BACKGROUND: Large production volumes of zinc oxide nanoparticles (ZnONP) might be anticipated to pose risks, of accidental inhalation in occupational and even in consumer settings. Herein, we further investigated the pathological changes induced by ZnONP and their possible mechanism of action. METHODS: Two doses of ZnONP (50 and 150 cm2/rat) were intratracheally instilled into the lungs of rats with assessments made at 24 h, 1 wk, and 4 wks after instillation to evaluate dose- and time-course responses. Assessments included bronchoalveolar lavage (BAL) fluid analysis, histological analysis, transmission electron microscopy, and IgE and IgA measurement in the serum and BAL fluid. To evaluate the mechanism, alternative ZnONP, ZnONP-free bronchoalveolar lavage exudate, and dissolved Zn2+ (92.5 μg/rat) were also instilled to rats. Acridine orange staining was utilized in macrophages in culture to evaluate the lysosomal membrane destabilization by NP. RESULTS: ZnONP induced eosinophilia, proliferation of airway epithelial cells, goblet cell hyperplasia, and pulmonary fibrosis. Bronchocentric interstitial pulmonary fibrosis at the chronic phase was associated with increased myofibroblast accumulation and transforming growth factor-β positivity. Serum IgE levels were up-regulated by ZnONP along with the eosinophilia whilst serum IgA levels were down-regulated by ZnONP. ZnONP are rapidly dissolved under acidic conditions (pH 4.5) whilst they remained intact around neutrality (pH 7.4). The instillation of dissolved Zn2+ into rat lungs showed similar pathologies (eg., eosinophilia, bronchocentric interstitial fibrosis) as were elicited by ZnONP. Lysosomal stability was decreased and cell death resulted following treatment of macrophages with ZnONP in vitro. CONCLUSIONS: We hypothesise that rapid, pH-dependent dissolution of ZnONP inside of phagosomes is the main cause of ZnONP-induced diverse progressive severe lung injuries.

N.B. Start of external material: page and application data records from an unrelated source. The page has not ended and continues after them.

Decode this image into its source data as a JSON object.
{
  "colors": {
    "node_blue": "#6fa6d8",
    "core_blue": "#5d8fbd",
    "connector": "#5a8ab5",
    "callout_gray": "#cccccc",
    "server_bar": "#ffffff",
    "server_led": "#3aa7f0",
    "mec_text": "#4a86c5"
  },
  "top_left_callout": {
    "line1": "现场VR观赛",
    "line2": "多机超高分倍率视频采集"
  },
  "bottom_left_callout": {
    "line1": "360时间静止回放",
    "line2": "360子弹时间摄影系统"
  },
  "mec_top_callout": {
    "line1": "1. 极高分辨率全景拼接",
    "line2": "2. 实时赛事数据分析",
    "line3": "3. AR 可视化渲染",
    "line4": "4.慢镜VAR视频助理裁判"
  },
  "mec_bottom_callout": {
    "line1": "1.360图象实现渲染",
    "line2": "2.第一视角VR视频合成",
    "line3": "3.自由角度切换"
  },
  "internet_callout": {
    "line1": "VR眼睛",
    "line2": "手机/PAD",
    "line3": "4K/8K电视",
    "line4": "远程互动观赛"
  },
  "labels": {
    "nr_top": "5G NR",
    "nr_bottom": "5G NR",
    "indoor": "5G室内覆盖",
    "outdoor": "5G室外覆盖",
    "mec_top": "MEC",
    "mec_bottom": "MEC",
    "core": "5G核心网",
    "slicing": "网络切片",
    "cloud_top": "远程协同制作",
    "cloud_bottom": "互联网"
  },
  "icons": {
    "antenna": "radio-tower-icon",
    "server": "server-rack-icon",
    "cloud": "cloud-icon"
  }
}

Financial support was provided by the Medical Research Council of United Kingdom (MRC G0701323). CJS is supported by MRC Career Development Award (G0800340). KD acknowledges the support of the Colt Foundation.
Research Support, Non-U.S. Gov't
This is the final version of the article. Available from BioMed Central via the DOI in this record.
Vol. 8, pp. 27 -
Place of publication